Higher Education Minister Naledi Pandor says her department will support President
Cyril Ramaphosa’s bold plan to create 257 000 job per annum by promoting entrepreneurship in the post-school sector.
According to Statistics SA, South Africa’s unemployment rate is high for both youth and adults; however, the unemployment rate among young people aged 15–34 was 38,2%. This means that more than one in every three young people in the labour force did not have a job in the first quarter of 2018
In an interview with Inside Education this week, Pandor pointed out that small business
development was one of the critical solutions to job creation and has vowed to raise the
matter with the president during the upcoming cabinet Lekgotla – a meeting of cabinet ministers, provincial Premiers, and directors-general, takes place annually to prepare for the State of the Nation Address in February.
The Banking Association of South Africa (BASA) shows has identified SMEs as productive drivers of inclusive economic growth and development in South Africa and around the world.
The association reports that some researchers have estimated that in South Africa, small and medium-sized enterprises make up 91% of formalised businesses and provide employment to about 60% of the labour force.
BASA also states that SMEs’ total economic output accounts for roughly 34% of GDP.
“While contributing significantly to the economy, SMEs foster diversification through their development of new and unsaturated sectors of the economy. In addition, innovative and technology-based small and medium enterprises can provide a platform for local, regional and international growth,” reads a BASA report on SMEs.
This is why the minister of higher education has focused some of her attention on bringing together new graduates with small businesses.
“We have a number of initiatives such as learnerships to support SMMEs and to create
jobs among the youth. The setas investments and learnership should be a significant
contribution to job creation.
“But also, we are working and talking to not-for-profit organisations that are involved in
skills development. You have organisations like Harambee for example. We are looking at what form of partnership they could have with us as government.
“At the moment they [Harambee] works largely with the private sector. They don’t work with are institutions necessarily. They receive some funding from the setas. But it is not an organised contractual partnership between my department and them.
“In order to reach the president’s objectives, I need organisations like Harambee to work so much closely with the colleges,” said Pandor.
She said more jobs for young people could be created in South Africa if the government
implemented its commitment to direct 30% of its procurement spend to small businesses.
“We have very enterprising young people. I meet them all the time. If government can
act on its decision that it will procure from small and medium entrepreneurs, we will
create lots of jobs for young people.
“If I have invented radio or computer or tablet and government decide every child at school will have a tablet and decide they will procure from small entrepreneurs, that entrepreneur is set for life and will employ many more young people,” said Pandor.
As a department, we will raise the matter with the president at the Lekgotla to say let us
support entrepreneurs to create jobs because there are many innovative young people, said Pandor.
She added that the idea that says government needed to create the bulk of the jobs for the unemployed youth needs to shift.

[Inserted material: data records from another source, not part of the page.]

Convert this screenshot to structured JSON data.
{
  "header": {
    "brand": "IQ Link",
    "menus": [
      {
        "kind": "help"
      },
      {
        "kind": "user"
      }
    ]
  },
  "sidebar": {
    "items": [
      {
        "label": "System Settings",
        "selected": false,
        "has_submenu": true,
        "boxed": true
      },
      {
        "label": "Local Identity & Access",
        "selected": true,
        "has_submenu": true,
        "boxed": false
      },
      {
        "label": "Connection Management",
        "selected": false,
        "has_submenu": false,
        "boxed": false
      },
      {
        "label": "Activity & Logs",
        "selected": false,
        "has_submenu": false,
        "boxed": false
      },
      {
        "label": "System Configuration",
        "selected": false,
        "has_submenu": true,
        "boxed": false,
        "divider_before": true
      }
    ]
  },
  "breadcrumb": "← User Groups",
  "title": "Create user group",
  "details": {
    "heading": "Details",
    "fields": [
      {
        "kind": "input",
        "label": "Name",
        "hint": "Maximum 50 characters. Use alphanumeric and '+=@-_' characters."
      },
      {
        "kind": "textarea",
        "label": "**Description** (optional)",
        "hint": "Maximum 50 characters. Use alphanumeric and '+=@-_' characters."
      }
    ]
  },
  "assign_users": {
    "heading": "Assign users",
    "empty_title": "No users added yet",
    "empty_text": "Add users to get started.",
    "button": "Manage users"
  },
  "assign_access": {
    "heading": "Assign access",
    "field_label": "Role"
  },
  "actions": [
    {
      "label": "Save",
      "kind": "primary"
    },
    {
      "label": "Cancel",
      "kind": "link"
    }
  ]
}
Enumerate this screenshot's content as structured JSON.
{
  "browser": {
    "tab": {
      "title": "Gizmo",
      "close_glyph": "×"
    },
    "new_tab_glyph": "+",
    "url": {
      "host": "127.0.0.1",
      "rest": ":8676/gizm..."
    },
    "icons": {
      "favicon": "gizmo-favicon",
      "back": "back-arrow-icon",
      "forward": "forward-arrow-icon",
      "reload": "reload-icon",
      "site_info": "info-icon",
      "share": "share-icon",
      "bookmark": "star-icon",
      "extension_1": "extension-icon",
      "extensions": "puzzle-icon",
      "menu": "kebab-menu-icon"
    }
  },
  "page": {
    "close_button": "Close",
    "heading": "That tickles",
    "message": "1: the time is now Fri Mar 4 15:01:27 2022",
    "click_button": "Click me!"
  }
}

“We must create entrepreneurs so that they can be the ones to create jobs. We sure can support innovative and inventive young people. The SETA investments and learnerships should make significant contribution [to job creation],” she said.
Pandor added that her department has established a number of partnerships or collaborations with the private sector to promote entrepreneurship among the youth. This was in response to the president’s call to grow the economy and create more jobs in the country.
Pandor told Inside Education her department already kick-started a pilot project that will see 36 colleges paired with businesses across South Africa to benefit about 845 undergraduates.
13 trades were targeted for this project, including: mechanical fitter, boilermaker, electrician, millwright, bricklayer, plumber, automotive mechanics, diesel mechanic, carpenter and joiner, welder, rigger, fitter and turner, and pipe fitter – all of which have been identified as key trades that meet the demand for the country’s skills.
“I’m especially excited about the [establishment] of centres of specialisation where students going to undertake the 13 programmes have apprenticeship contracts.
“For the first time, we have 845 young people coming into these 36 colleges with 13 trades and they already have a link with business. They know they will do their theory at college level and part of their studies will be in the business to which they are apprentices.
We’re starting it as a pilot [project] and should it succeed, I want it expanded,” said Pandor.
Pandor also spoke of the establishment of the Entrepreneurship Development Programme
in Higher Education Programme with the University of Johannesburg (UJ). The programme focuses on entrepreneurial students, entrepreneurship in academia which includes curricula and staff capability and entrepreneurial universities. The programme also aims to bring all partners, including TVET colleges, FET colleges and SETAs.
At a recent roundtable with business leaders, Pandor said these programmes were critical to ensure the employability of graduates.
“Universities South Africa has agreed to host the programme at their offices in Pretoria,
Gauteng Province. Processes are currently underway to set up a permanent office that
will coordinate activities across the system.
“I am inspired by the success of young entrepreneurs and innovators. Especially those who have taken advantage of the booming tourism, the booming mobile industry, the growing market in renewable energy and the evolving market in cultural and creative industries. It is our local innovators and entrepreneurs who will ultimately create the millions of jobs that we need to grow an inclusive economy.”